WHAT IS BEING ASKED ->
Where a line below holds the string "Always", that line goes into the answer.

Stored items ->
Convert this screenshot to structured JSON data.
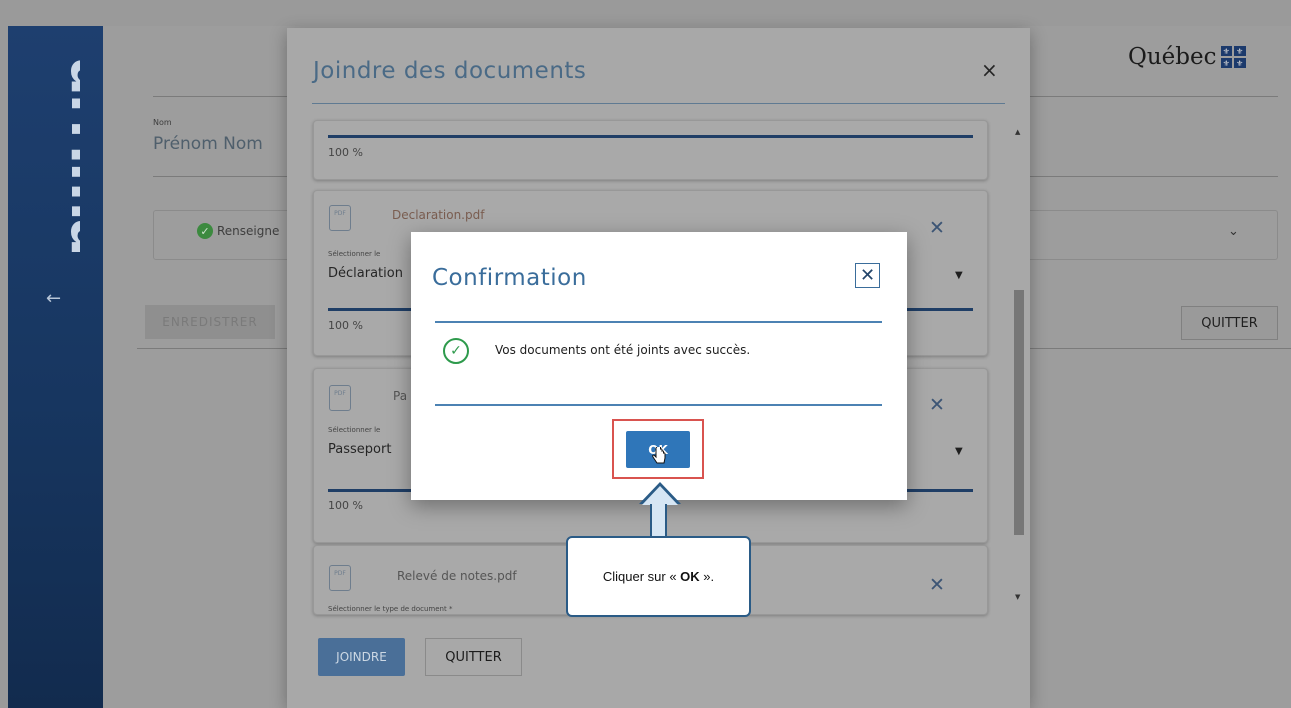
{
  "brand": {
    "logo_text": "arrima",
    "back_icon": "arrow-left-icon"
  },
  "header": {
    "gov_name": "Québec",
    "flag_glyph": "⚜"
  },
  "background_form": {
    "name_label": "Nom",
    "name_value": "Prénom Nom",
    "status_text": "Renseigne",
    "save_label": "ENREDISTRER",
    "quit_label": "QUITTER"
  },
  "documents_dialog": {
    "title": "Joindre des documents",
    "close_glyph": "×",
    "type_label": "Sélectionner le type de document *",
    "type_label_short": "Sélectionner le",
    "cards": [
      {
        "progress_text": "100 %"
      },
      {
        "file_name": "Declaration.pdf",
        "doc_type": "Déclaration",
        "progress_text": "100 %"
      },
      {
        "file_name": "Pa",
        "doc_type": "Passeport",
        "progress_text": "100 %"
      },
      {
        "file_name": "Relevé de notes.pdf"
      }
    ],
    "pdf_badge": "PDF",
    "join_label": "JOINDRE",
    "quit_label": "QUITTER"
  },
  "confirmation": {
    "title": "Confirmation",
    "close_glyph": "✕",
    "message": "Vos documents ont été joints avec succès.",
    "ok_label": "OK"
  },
  "callout": {
    "text_before": "Cliquer sur « ",
    "text_bold": "OK",
    "text_after": " »."
  },
  "colors": {
    "accent": "#2f76b9",
    "success": "#2e9a4c",
    "highlight": "#d9534f",
    "sidebar": "#1e3f6f"
  }
}
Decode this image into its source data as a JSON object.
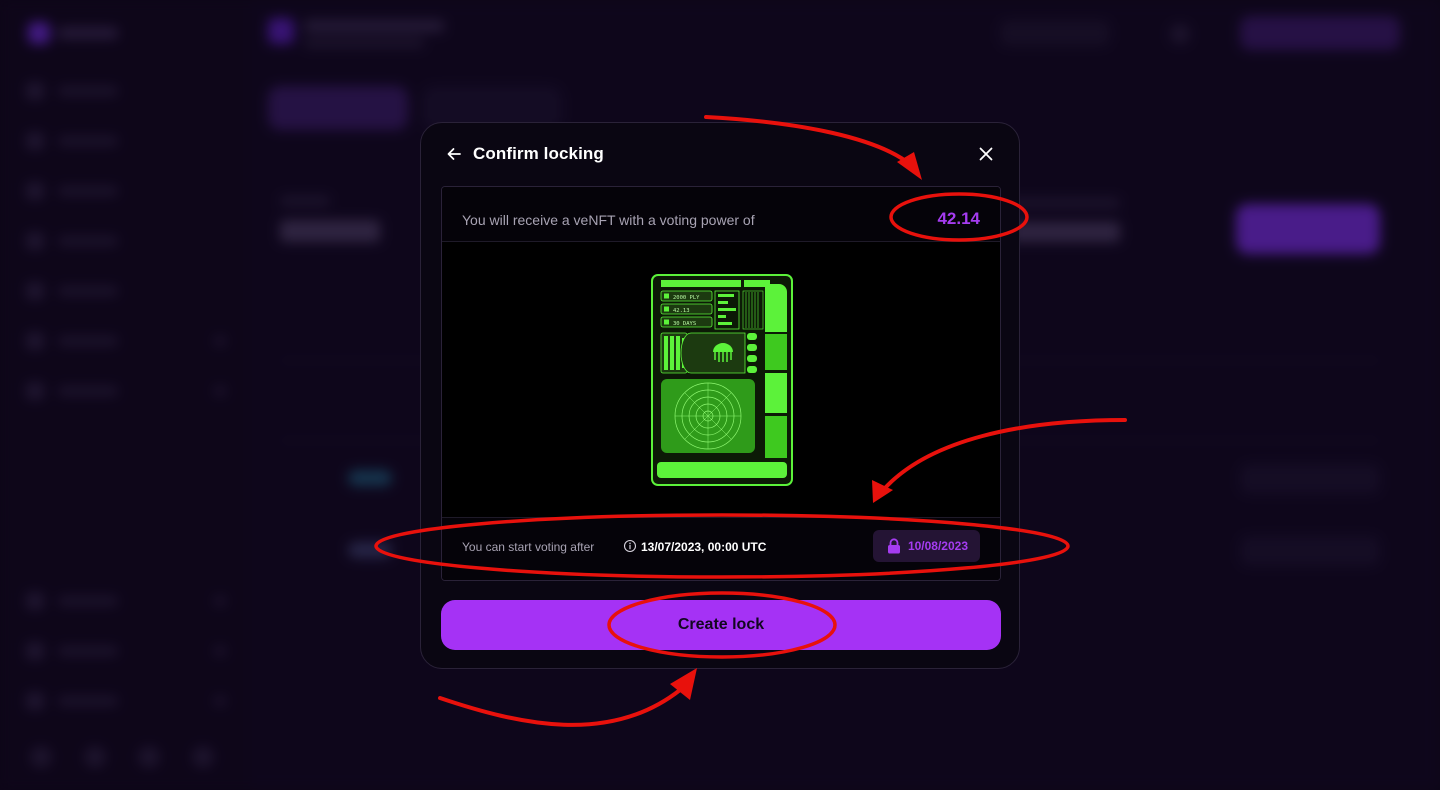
{
  "modal": {
    "title": "Confirm locking",
    "back_icon": "arrow-left-icon",
    "close_icon": "close-icon",
    "receive_text": "You will receive a veNFT with a voting power of",
    "voting_power": "42.14",
    "nft_preview": {
      "locked_amount": "2000 PLY",
      "power": "42.13",
      "duration": "30 DAYS",
      "accent_color": "#5cf23a"
    },
    "voting_start_label": "You can start voting after",
    "voting_start_date": "13/07/2023, 00:00 UTC",
    "lock_expiry": "10/08/2023",
    "lock_icon": "lock-icon",
    "info_icon": "info-icon",
    "create_button_label": "Create lock"
  },
  "colors": {
    "accent": "#a532f5",
    "power_text": "#a53cf0",
    "annotation": "#e8110c",
    "nft_green": "#5cf23a"
  }
}
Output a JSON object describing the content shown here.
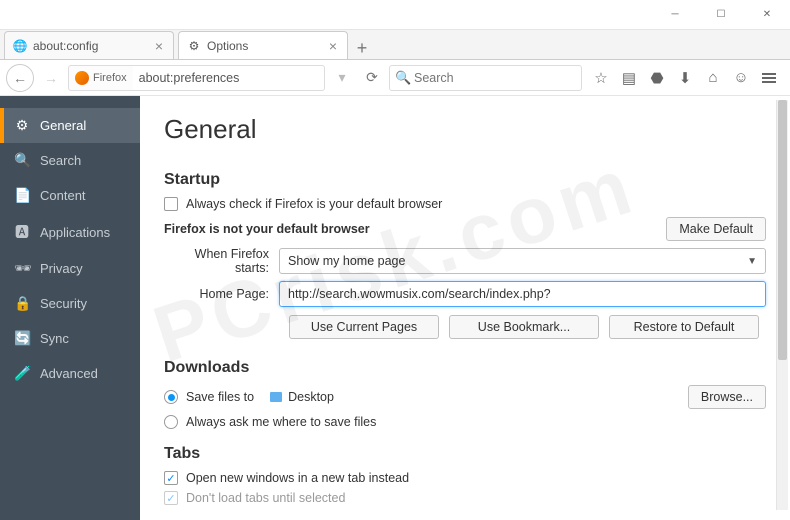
{
  "window": {
    "tabs": [
      {
        "label": "about:config",
        "active": false
      },
      {
        "label": "Options",
        "active": true
      }
    ]
  },
  "urlbar": {
    "identity": "Firefox",
    "url": "about:preferences",
    "search_placeholder": "Search"
  },
  "sidebar": {
    "items": [
      {
        "label": "General",
        "icon": "⚙",
        "name": "general"
      },
      {
        "label": "Search",
        "icon": "🔍",
        "name": "search"
      },
      {
        "label": "Content",
        "icon": "📄",
        "name": "content"
      },
      {
        "label": "Applications",
        "icon": "🅰",
        "name": "applications"
      },
      {
        "label": "Privacy",
        "icon": "🕶",
        "name": "privacy"
      },
      {
        "label": "Security",
        "icon": "🔒",
        "name": "security"
      },
      {
        "label": "Sync",
        "icon": "🔄",
        "name": "sync"
      },
      {
        "label": "Advanced",
        "icon": "🧪",
        "name": "advanced"
      }
    ],
    "selected": 0
  },
  "panel": {
    "title": "General",
    "startup": {
      "heading": "Startup",
      "always_check_label": "Always check if Firefox is your default browser",
      "default_status": "Firefox is not your default browser",
      "make_default_btn": "Make Default",
      "when_starts_label": "When Firefox starts:",
      "when_starts_value": "Show my home page",
      "homepage_label": "Home Page:",
      "homepage_value": "http://search.wowmusix.com/search/index.php?",
      "btn_current": "Use Current Pages",
      "btn_bookmark": "Use Bookmark...",
      "btn_restore": "Restore to Default"
    },
    "downloads": {
      "heading": "Downloads",
      "save_to_label": "Save files to",
      "save_location": "Desktop",
      "browse_btn": "Browse...",
      "ask_label": "Always ask me where to save files"
    },
    "tabs": {
      "heading": "Tabs",
      "open_new_label": "Open new windows in a new tab instead",
      "dont_load_label": "Don't load tabs until selected"
    }
  },
  "watermark": "PCrisk.com"
}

SOLUTION BELOW ->
      "always_check_label": "Always check if Firefox is your default browser",
      "ask_label": "Always ask me where to save files"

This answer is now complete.